1817 Church St.

Plans to establish a black history museum at 1817 Church St. in Evanston appear near collapse.

1817 Church St.

1817 Church St., in a photo taken about the time the city handed the building over to the non-profit group.

In May 2001 the city gave the building at that address to a non-profit group that promised to open a Black American Heritage House and Technological Resource Center at the site within nine months.

Over six years later city officials now are moving to seize the former pool hall from the Evanston Westside Citizens District Council, Inc. saying the group has never opened the facility.

Some work was done on the building this summer, but the project apparently remains incomplete.

When the city gave the building to the non-profit group, it made the group sign a quit-claim deed that would convey the property back to the city. The parties agreed the city could record the deed if the group failed to open the museum within nine months, or allowed it to close for over 180 days at any time during the next 99 years.

The city’s Housing & Community Development Act Committee, which includes four aldermen, voted Sept. 18 to recommend recovery of the building to the full City Council, after discussions with the non-profit group that have been underway at least since July.

At the request of Alderman Lionel Jean-Baptiste, 2nd Ward, the City Council Monday voted to postpone action on the recovery plan for two weeks to permit last-minute efforts to salvage the project.

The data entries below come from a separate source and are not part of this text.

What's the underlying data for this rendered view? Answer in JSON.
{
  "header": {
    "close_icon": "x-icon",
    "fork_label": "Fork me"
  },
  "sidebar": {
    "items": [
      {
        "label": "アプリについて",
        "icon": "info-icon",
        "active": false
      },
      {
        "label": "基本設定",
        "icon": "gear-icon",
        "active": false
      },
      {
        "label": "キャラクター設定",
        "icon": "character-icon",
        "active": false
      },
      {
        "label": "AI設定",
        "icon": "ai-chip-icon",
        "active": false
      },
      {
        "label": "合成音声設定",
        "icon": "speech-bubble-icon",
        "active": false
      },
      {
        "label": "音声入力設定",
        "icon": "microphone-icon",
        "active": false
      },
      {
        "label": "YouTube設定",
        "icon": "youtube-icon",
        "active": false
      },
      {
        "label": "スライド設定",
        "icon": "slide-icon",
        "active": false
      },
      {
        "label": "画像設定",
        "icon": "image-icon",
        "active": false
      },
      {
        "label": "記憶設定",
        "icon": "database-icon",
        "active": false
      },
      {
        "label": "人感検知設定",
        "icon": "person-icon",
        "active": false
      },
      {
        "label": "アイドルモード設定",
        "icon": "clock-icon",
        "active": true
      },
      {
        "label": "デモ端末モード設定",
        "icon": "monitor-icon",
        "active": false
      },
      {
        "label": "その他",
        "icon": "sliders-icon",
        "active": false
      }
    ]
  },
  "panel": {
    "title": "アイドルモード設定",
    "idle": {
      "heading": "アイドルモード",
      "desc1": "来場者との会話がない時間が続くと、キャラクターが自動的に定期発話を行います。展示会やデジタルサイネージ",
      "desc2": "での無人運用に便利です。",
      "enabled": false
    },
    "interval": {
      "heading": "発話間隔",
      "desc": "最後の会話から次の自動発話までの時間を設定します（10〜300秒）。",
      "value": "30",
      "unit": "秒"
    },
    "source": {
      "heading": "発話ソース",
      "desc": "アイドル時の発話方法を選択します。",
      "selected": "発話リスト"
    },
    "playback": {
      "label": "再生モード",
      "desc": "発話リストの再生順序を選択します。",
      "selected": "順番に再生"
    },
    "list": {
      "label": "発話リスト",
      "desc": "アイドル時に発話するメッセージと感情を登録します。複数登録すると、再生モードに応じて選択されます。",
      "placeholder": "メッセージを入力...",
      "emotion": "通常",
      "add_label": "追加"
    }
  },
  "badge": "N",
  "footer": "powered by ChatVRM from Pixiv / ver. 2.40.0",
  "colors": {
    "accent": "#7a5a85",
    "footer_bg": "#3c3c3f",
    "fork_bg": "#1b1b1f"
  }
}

Documents indicate the city acquired the building for $175,000 and agreed to spend over $200,000 in Community Development Block Grant Funds to help the group rehabilitate the structure. Officials did not indicate Monday how much of the CDBG funds have been spent and no representatives of the non-profit group, headed by Bettye Palmer, addressed the council.

Bill Smith is the editor and publisher of Evanston Now.

Join the Conversation

1 Comment

  1. 1817 Church Street
    It might interest readers to learn that this lovely building was originally constructed in 1928 to house the prestigious North Shore Animal Hospital. It is a stately survivor and contributes to Evanston’s rich architectural heritage.

    The following story (and a drawing of the building) appeared in the January 5, 1928 edition of The Evanston Review.

    Since 1919 when Dr. J.N. Lacroix was mustered out of the United States army and came to Evanton to found the North Shore Animal Hospital, man’s best friend, the dog, and the other two most common household pets, cats and caged birds, have had the advantage of an institution where their best interests could be adequately served.

    The hospital has now far outgrown its present quarters at 1021 Davis Street and a new and modern hospital building is under construction at 1819 (sic) Church Street, owned by Dr. Lacroix and members of his staff and representing an investment of $60,000.

    William Campbell Wright drew the plans for the attractive hospital building, which will be a worthy addition to Evanston’s already numerous distinctive structures. The building is almost “under roof” and the hospital organization hopes to occupy it early in April.

    The architecture of the new building is French in feeling. It is constructed of Bedford stone and face brick and the mansard roof will be slate covered. Stone dormers with wrought iron balconies decorate the facade. The walls of the reception room are of caen stone and the beamed and paneled ceiling is to be hand frescoed. The floor is slate and a big fireplace will be set in one end.

    Sometimes as many as 90 animals are under treatament in the wards of the present quarters at the same time, and an extensive out practice is maintained by Dr. Lacroix and his associates in addition. The only difference in practice between the animal hospital and any of the institutions devoted to human welfare is the necessitous diagnosis by purely objective means.

    The specific equipment of the new building will include X-ray and microscopic laboratories, operating rooms, dispensary isolation wards and observation wards.

Leave a comment
The goal of our comment policy is to make the comments section a vibrant yet civil space. Treat each other with respect — even the people you disagree with. Whenever possible, provide links to credible documentary evidence to back up your factual claims.

Your email address will not be published.